Plight of Palestinian refugees stretches across five generations
As a boy, Palestinian Abdullah Abu Massoud fled the war over the birth of Israel in 1948 and sought refuge in the nearby Gaza Strip.
Now 77, Abu Massoud is the white-haired patriarch of a refugee family spanning five generations, including a great-great-granddaughter. The future looks bleak.
"Fifty years have passed without a step forward," said Abu Massoud. "We don't belong here."
The plight of Palestinians uprooted by Israeli-Arab wars is one of the world's longest-running refugee crises, and a solution would likely require setting up a state of Palestine that would take in large numbers of them.

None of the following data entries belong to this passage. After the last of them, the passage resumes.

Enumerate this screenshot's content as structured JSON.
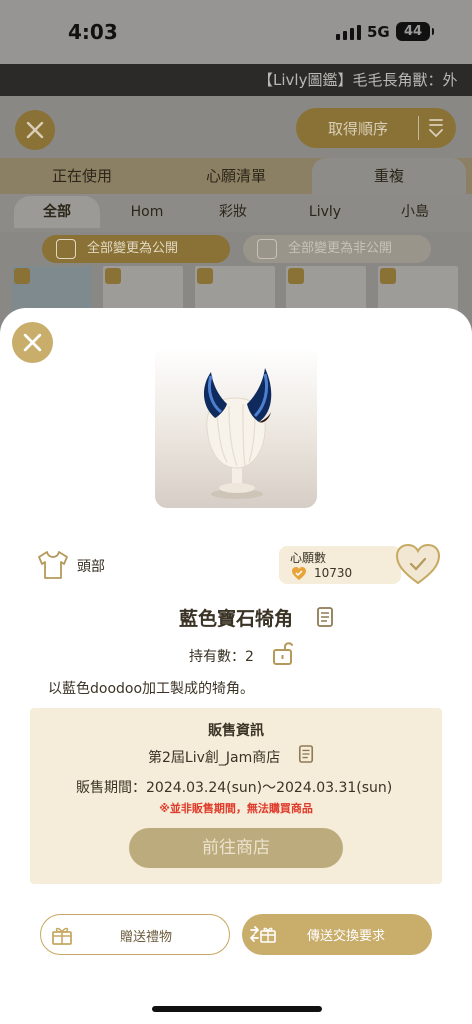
{
  "status_bar": {
    "time": "4:03",
    "network": "5G",
    "battery": "44"
  },
  "ticker": {
    "text": "【Livly圖鑑】毛毛長角獸：外"
  },
  "background": {
    "sort_label": "取得順序",
    "tabs": [
      "正在使用",
      "心願清單",
      "重複"
    ],
    "active_tab": "重複",
    "subtabs": [
      "全部",
      "Hom",
      "彩妝",
      "Livly",
      "小島"
    ],
    "active_subtab": "全部",
    "make_public_label": "全部變更為公開",
    "make_private_label": "全部變更為非公開"
  },
  "item": {
    "category": "頭部",
    "wishlist_label": "心願數",
    "wishlist_count": "10730",
    "name": "藍色寶石犄角",
    "owned": "持有數：2",
    "description": "以藍色doodoo加工製成的犄角。"
  },
  "sale_info": {
    "title": "販售資訊",
    "shop": "第2屆Liv創_Jam商店",
    "period": "販售期間：2024.03.24(sun)～2024.03.31(sun)",
    "warning": "※並非販售期間，無法購買商品",
    "goto_shop_label": "前往商店"
  },
  "actions": {
    "gift_label": "贈送禮物",
    "trade_label": "傳送交換要求"
  },
  "colors": {
    "accent_gold": "#c9ad6b",
    "sale_box_bg": "#f5ecd9",
    "warning_red": "#e03a2a",
    "disabled_button": "#bcab7c"
  }
}
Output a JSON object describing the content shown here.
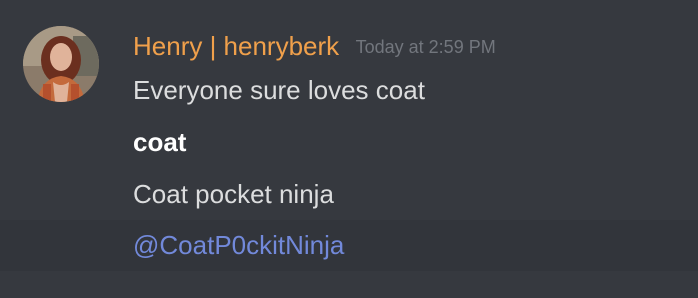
{
  "message": {
    "author": "Henry | henryberk",
    "timestamp": "Today at 2:59 PM",
    "lines": [
      "Everyone sure loves coat",
      "coat",
      "Coat pocket ninja"
    ],
    "mention": "@CoatP0ckitNinja"
  },
  "colors": {
    "background": "#36393f",
    "username": "#f0a04b",
    "timestamp": "#72767d",
    "text": "#dcddde",
    "mention": "#7289da",
    "highlight_row": "#32353b"
  }
}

Such a solution appears distant, even as President Donald Trump says he wants to try to broker an Israeli-Palestinian agreement.
Meanwhile, hundreds of thousands of Palestinians are being displaced again by regional conflicts, including civil war in Syria. The head of the UN. Relief and Works Agency (UNRWA) which helps displaced Palestinians said they are no longer the world's focus.
"We are dealing here with a community that has essentially reached a crisis of existential nature," said Pierre Kraehenbuehl.
Abdullah Abu Massoud was born in a Bedouin encampment in what is now Israel. His family fled Israeli forces during the war over Israel's creation, walking to Egyptian-run Gaza. More than 700,000 Palestinians were uprooted at the time.
Bassama, 72, said that after Israel's capture of the territory in 1967, Gaza residents began talking of leaving, fearful of what Israeli rule might bring. Israel was offering transportation to Jordan, Bassama said.
In April 1968, the Abu Massouds and other displaced Palestinians from Gaza boarded a truck to Jordan's border. From there, they took buses to an area near the town of Jerash where UNRWA was setting up a tent camp. Bassama remembers her feet sticking out of the tiny tent while she slept.
Under US proposals in previous Israeli-Palestinian talks, a Palestinian state created from lands Israel captured in 1967 would welcome families like the Abu Massouds. In addition, an agreed upon number of refugees would be allowed to return to Israel and others could opt to stay in their host countries.
But disagreements remained, and talks failed. Palestinians wanted Israel to accept moral responsibility for the plight of refugees. Israel feared this would lead to a large-scale return to Israel and dilute its Jewish majority.
There have been no serious negotiations since gaps widened with the 2009 election of Benjamin Netanyahu as Israel's prime minister. Continued Israeli settlement expansion made a partition deal more difficult
Today, 5.3 million Palestinians and their descendants are registered with UNRWA in Jordan, Lebanon, Syria, the West Bank and Gaza Strip, making them eligible for health and education services. Some in Netanyahu's government allege UNRWA and others perpetuate the refugee problem artificially. UN. officials say refugee status is typically handed down through the generations in protracted conflicts.
|Most Palestinians in Jordan received citizenship as descendants of refugees from the neighboring West Bank, which was under Jordanian control for two decades, until 1967|
This has curtailed opportunities.
Alaa Abu Awad dropped out of school because there was no payoff for an education. As a tailor, he struggles to feed his family. Business has slowed because of rising prices and unemployment. He fears he'll spend his life in the camp.
Circumstances vary for displaced Palestinians like the Abu Massouds.
Fewer than 30 percent live in UN camps. Many are poor. Others became successful; Palestinians helped drive economies in Jordan and elsewhere in the Middle East.
In Lebanon, refugees cannot access public health or schools and are barred from most skilled professions.
In Palestinian-run areas of the West Bank and Gaza, descendants of refugees have the same rights as others. Pinned down by poverty, many remain in camps, which have been hotbeds of unrest against Israel and resentment against the Palestinian ruling elite.
Life in Jerash has changed the women.
Unlike Bassama's generation, the younger women wear face veils, signaling that a more fundamentalist version of Islam is taking root. The women say being covered head to toe also offers protection in the crowded camp.
Privacy is rare. In the Abu Massoud home, Bassama typically sits on a floor cushion, overseeing young female relatives as they cook and clean.
She accepts her refugee life as fate. She did her best to provide a home for their seven children, all now married.
Bassama has no hope of return and expects to be buried in the camp's rundown cemetery.